  10. Words And Their Stories
  11. Trending Today
  12. AS IT IS
  13. Everyday Grammar
  14. America's National Parks
  15. America's Presidents
  16. Agriculture Report
  17. Explorations
  18. The Making of a Nation
  19. People in America
  1. Learning English Videos
  2. English in a Minute
  3. English @ the Movies
  4. News Words
  5. Everyday Grammar TV
  1. Bilingual News
  2. English in a Minute
  3. Learn A Word
  4. How to Say it
  5. Business Etiquette
  6. Words And Idioms
  7. American English Mosaic
  8. Popular American
  9. Sports English
  10. Go English
  11. Wordmaster
  12. American Cafe
  13. Intermediate American Enlish

New Battery-Free Cellphone Is Powered by Radio Signals


20 August, 2017

Researchers have built a cellphone that does not need batteries. They say the phone can send and receive calls using power from radio signals or light.
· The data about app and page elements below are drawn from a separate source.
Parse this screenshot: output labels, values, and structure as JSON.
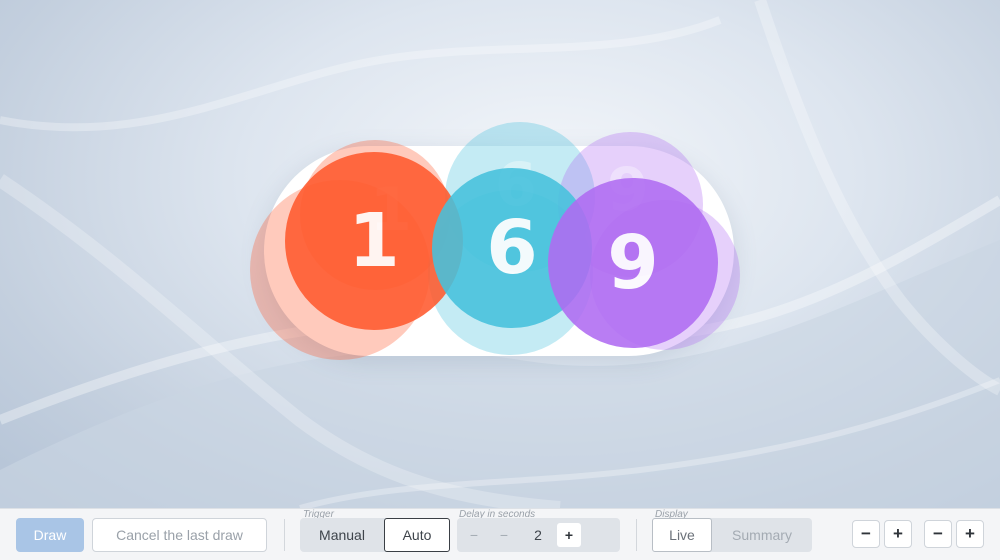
{
  "drawn_numbers": [
    {
      "value": "1",
      "color": "#ff5a2e"
    },
    {
      "value": "6",
      "color": "#46c2dd"
    },
    {
      "value": "9",
      "color": "#b06cf2"
    }
  ],
  "ghost_numbers": [
    "1",
    "6",
    "9"
  ],
  "toolbar": {
    "draw_label": "Draw",
    "cancel_label": "Cancel the last draw",
    "trigger": {
      "label": "Trigger",
      "options": [
        "Manual",
        "Auto"
      ],
      "selected": "Auto"
    },
    "delay": {
      "label": "Delay in seconds",
      "value": "2",
      "minus_label": "−",
      "plus_label": "+"
    },
    "display": {
      "label": "Display",
      "options": [
        "Live",
        "Summary"
      ],
      "selected": "Live"
    },
    "zoom": {
      "minus_label": "−",
      "plus_label": "+"
    }
  },
  "colors": {
    "draw_button": "#a9c5e6",
    "accent_active_border": "#3a3f45"
  }
}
A team from the University of Washington in Seattle is currently testing a prototype of the phone.

The researchers were able to develop a device that uses much less power than any cellphones used today. This design allows the new phone to run on very small amounts of electricity.

Team member Vamsi Talla says the phone picks up small electrical signals known as radio frequency, or RF waves.

"Ambient RF waves are all around us. So, as an example, your FM station broadcasts radio waves, your AM stations do that, your TV stations, your cellphone towers. They all are transmitting RF waves."

The phone can also convert ambient light into electrical current for power, according to the researchers.

Shyam Gollakota is a professor in the Paul G. Allen School of Computer Science and Engineering. He says the invention demonstrates great progress in new cellphone technology.

"This battery-free phone is a major leap in terms of the capabilities of battery-free devices. Because now we have a streaming device that can continuously talk as well as receive data, which is basically a phone."

The phone identifies speech going into the microphone and coming out of the speaker. These speech vibrations are then converted into radio signals by a device called a base station.

Research team from the UW Department of Electrical Engineering and the Allen School of Computer Science & Engineering (left to right): Vamsi Talla, Wu Meiling, Sam Crow, Joshua Smith, Bryce Kellogg and Shyam Gollakota. (Mark Stone/UW)
Research team from the UW Department of Electrical Engineering and the Allen School of Computer Science & Engineering (left to right): Vamsi Talla, Wu Meiling, Sam Crow, Joshua Smith, Bryce Kellogg and Shyam Gollakota. (Mark Stone/UW)

The prototype has been able to operate on power gathered from radio signals from a base station up to nine meters away, according to the researchers. Using power from ambient light, it has communicated with a base station up to 15 meters away.

The team says the base station operating model could eventually be widely used by putting the technology in existing cellphone towers and Wi-Fi systems.

The researchers demonstrated the phone in a test with the calling service Skype. During the test, the device received an incoming call, made an outgoing call and was able to put callers on hold.

The prototype has limited capabilities because it is not a finished product. For example, users now have to use headphones to hear calls and must also press a button to change between talking and listening. And currently, it can only be used for making calls.

However, the team plans to develop new prototypes that could handle texting, photos and internet use. They are also working on a version that could use a small solar cell to provide power.

Vamsi Talla says he thinks the technology might be able to greatly change the capabilities of all phones.This includes solving one of the biggest problems for all users - dead batteries.

"In the future every smartphone will come with a battery-free mode where you can at least make a voice call when your battery's dead."

The researchers are hoping to complete a finished product within about nine months.

I'm Bryan Lynn.

Bryan Lynn wrote this story for VOA Learning English based on reports from Reuters and the University of Washington. Hai Do was the editor.

We want to hear from you. Would you pay more for a phone that does not need a battery? Write to us in the Comments section, and visit 51VOA.COM.

_____________________________________________________________

Words in This Story

prototype n. original or first model of something from which others are developed or made

ambient – adj. existing in the surrounding area

convert v. change from one thing into another

leap n. sudden change or improvement in something

microphone – n. device people speak into that records sounds

vibration – n. continuous shaking movement

button n. small part of a machine or device that is pushed to make it work

solar adj. of or related to the sun

mr007